**WHAT TO WORK ON**
Return copies of the lines below that mention "index".
####
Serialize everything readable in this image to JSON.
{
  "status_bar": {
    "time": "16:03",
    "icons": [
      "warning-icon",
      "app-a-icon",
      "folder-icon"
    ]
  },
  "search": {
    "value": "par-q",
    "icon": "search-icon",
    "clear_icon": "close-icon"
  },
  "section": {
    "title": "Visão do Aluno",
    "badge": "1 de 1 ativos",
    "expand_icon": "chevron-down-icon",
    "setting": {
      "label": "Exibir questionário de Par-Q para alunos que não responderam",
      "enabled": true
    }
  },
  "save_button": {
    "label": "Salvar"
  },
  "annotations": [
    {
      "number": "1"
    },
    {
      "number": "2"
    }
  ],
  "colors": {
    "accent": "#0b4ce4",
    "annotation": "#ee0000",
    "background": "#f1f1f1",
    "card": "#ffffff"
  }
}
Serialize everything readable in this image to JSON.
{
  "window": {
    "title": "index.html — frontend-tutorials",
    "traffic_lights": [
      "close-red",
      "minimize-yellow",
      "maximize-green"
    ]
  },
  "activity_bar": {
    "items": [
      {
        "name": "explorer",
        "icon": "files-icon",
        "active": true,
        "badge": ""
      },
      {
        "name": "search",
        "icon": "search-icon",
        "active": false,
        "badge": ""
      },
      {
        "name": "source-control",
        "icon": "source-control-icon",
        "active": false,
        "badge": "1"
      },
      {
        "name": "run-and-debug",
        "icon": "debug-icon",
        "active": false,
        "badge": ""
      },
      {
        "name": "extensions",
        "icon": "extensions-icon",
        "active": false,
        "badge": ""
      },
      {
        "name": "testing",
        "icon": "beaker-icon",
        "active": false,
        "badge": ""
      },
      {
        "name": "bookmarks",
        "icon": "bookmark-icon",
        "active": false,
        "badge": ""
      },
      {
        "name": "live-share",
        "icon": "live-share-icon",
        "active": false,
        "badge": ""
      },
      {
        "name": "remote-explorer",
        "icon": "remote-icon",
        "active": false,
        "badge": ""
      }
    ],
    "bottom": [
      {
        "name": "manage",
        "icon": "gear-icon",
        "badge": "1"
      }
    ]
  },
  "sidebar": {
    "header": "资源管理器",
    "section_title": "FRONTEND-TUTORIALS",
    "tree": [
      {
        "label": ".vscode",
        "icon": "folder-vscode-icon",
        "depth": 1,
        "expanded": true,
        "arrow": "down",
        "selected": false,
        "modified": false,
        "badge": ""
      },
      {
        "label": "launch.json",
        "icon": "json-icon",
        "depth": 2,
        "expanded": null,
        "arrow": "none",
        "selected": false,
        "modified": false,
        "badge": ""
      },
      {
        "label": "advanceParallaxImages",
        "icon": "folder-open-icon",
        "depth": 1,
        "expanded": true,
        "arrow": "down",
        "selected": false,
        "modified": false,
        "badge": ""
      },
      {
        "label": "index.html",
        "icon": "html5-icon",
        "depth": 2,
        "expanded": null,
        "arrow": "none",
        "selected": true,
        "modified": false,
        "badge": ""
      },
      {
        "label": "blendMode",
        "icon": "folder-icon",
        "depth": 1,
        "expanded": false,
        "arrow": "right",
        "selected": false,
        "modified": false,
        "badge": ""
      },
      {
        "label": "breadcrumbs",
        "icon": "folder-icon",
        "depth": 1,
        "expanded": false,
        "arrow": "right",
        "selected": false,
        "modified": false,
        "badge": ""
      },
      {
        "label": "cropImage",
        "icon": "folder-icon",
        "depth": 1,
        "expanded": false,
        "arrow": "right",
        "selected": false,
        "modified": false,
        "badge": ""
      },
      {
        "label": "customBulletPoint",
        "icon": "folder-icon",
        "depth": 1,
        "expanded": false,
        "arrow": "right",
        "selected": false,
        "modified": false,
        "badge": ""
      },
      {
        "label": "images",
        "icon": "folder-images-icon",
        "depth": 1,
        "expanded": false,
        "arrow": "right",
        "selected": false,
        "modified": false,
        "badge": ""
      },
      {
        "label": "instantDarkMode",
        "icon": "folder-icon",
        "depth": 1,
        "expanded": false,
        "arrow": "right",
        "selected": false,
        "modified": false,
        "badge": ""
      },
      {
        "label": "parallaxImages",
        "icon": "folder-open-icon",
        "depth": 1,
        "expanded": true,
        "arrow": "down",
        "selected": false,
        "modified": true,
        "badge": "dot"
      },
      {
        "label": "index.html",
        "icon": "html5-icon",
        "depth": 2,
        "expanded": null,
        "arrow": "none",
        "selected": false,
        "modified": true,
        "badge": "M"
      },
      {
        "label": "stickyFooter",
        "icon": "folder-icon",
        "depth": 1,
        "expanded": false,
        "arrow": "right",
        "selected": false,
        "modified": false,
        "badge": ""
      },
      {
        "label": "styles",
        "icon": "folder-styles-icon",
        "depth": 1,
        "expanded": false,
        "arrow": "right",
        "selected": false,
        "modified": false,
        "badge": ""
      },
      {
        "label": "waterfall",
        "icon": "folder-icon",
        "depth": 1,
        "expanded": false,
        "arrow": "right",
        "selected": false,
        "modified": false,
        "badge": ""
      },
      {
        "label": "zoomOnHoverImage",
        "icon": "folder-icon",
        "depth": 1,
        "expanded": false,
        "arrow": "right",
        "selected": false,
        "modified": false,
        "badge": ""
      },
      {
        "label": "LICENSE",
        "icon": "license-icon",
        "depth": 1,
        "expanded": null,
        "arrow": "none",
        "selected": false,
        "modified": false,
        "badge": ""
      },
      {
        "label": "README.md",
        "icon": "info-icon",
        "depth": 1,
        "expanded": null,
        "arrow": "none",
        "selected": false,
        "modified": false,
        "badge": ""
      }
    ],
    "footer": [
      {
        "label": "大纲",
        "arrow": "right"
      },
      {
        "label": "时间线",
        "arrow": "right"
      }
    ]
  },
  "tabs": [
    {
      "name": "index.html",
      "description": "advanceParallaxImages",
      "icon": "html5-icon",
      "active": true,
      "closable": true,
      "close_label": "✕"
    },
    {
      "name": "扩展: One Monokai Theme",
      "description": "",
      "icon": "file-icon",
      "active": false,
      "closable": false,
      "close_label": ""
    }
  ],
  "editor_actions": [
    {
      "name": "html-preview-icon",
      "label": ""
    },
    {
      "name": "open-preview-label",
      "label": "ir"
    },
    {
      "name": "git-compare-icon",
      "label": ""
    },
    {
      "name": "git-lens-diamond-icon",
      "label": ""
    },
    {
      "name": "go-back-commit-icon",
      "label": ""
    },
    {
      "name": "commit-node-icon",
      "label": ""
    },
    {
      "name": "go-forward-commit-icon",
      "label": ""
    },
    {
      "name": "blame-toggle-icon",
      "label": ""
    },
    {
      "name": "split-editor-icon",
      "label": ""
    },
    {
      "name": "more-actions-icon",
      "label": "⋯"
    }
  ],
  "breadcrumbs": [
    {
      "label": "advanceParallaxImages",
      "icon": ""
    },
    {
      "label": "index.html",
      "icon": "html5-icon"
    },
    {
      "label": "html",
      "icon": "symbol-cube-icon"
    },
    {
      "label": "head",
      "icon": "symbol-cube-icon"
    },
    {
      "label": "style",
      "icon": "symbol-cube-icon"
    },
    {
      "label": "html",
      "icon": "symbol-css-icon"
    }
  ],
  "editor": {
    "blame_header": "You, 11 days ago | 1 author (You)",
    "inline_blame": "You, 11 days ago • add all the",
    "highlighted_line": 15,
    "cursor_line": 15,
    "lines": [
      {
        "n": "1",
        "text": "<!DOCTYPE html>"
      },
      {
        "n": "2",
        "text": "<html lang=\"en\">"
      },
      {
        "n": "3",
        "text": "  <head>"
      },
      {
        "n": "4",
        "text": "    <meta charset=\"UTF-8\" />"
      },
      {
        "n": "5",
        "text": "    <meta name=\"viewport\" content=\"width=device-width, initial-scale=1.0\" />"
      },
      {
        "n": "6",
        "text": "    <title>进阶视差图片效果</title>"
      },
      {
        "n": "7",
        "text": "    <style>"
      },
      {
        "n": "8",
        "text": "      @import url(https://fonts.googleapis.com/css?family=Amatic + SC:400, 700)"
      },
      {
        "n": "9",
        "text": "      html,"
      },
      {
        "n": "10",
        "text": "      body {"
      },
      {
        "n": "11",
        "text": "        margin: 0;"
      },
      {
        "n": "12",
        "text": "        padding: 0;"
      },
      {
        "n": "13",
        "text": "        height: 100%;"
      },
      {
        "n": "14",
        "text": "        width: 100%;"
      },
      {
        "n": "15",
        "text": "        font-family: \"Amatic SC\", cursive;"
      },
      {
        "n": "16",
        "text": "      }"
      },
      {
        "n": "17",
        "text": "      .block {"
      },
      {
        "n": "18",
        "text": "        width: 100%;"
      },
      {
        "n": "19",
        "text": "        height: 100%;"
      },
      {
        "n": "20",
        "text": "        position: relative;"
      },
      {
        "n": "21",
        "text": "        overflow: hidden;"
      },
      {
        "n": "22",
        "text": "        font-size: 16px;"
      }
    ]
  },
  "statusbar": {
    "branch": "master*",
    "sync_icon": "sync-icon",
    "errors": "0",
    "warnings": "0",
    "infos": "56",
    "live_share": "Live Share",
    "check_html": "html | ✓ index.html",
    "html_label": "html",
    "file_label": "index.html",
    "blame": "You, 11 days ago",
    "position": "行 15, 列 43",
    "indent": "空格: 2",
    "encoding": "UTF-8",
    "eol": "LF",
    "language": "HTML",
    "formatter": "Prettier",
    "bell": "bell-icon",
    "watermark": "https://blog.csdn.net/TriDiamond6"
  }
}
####
**TASK RESULT**
    "title": "index.html — frontend-tutorials",
        "label": "index.html",
        "label": "index.html",
      "name": "index.html",
      "label": "index.html",
    "check_html": "html | ✓ index.html",
    "file_label": "index.html",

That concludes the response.